**Exercise directions:**
A word-for-word copy of the listing is required, and it must contain no pictures.

**Source data:**
== Segment start ==

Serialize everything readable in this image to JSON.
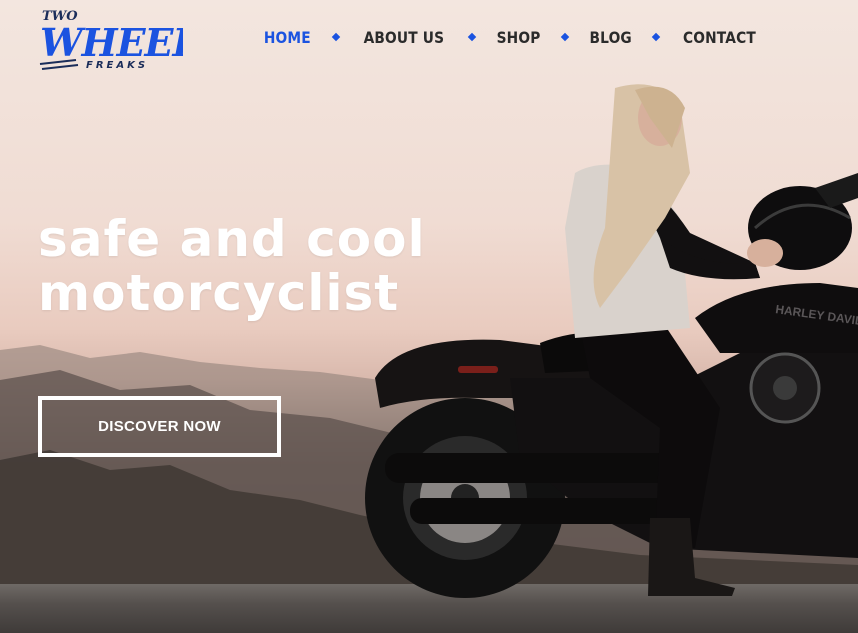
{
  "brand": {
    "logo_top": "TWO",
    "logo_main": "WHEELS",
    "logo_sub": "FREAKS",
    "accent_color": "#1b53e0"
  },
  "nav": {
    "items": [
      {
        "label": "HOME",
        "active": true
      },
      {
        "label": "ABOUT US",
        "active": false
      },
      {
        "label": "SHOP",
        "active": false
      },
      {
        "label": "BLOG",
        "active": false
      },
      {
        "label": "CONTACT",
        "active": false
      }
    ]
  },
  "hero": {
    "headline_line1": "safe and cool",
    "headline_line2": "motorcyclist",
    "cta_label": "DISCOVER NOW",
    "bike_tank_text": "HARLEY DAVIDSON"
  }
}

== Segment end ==

**Written answer:**
Serialize everything readable in this image to JSON.
{
  "brand": {
    "logo_top": "TWO",
    "logo_main": "WHEELS",
    "logo_sub": "FREAKS",
    "accent_color": "#1b53e0"
  },
  "nav": {
    "items": [
      {
        "label": "HOME",
        "active": true
      },
      {
        "label": "ABOUT US",
        "active": false
      },
      {
        "label": "SHOP",
        "active": false
      },
      {
        "label": "BLOG",
        "active": false
      },
      {
        "label": "CONTACT",
        "active": false
      }
    ]
  },
  "hero": {
    "headline_line1": "safe and cool",
    "headline_line2": "motorcyclist",
    "cta_label": "DISCOVER NOW",
    "bike_tank_text": "HARLEY DAVIDSON"
  }
}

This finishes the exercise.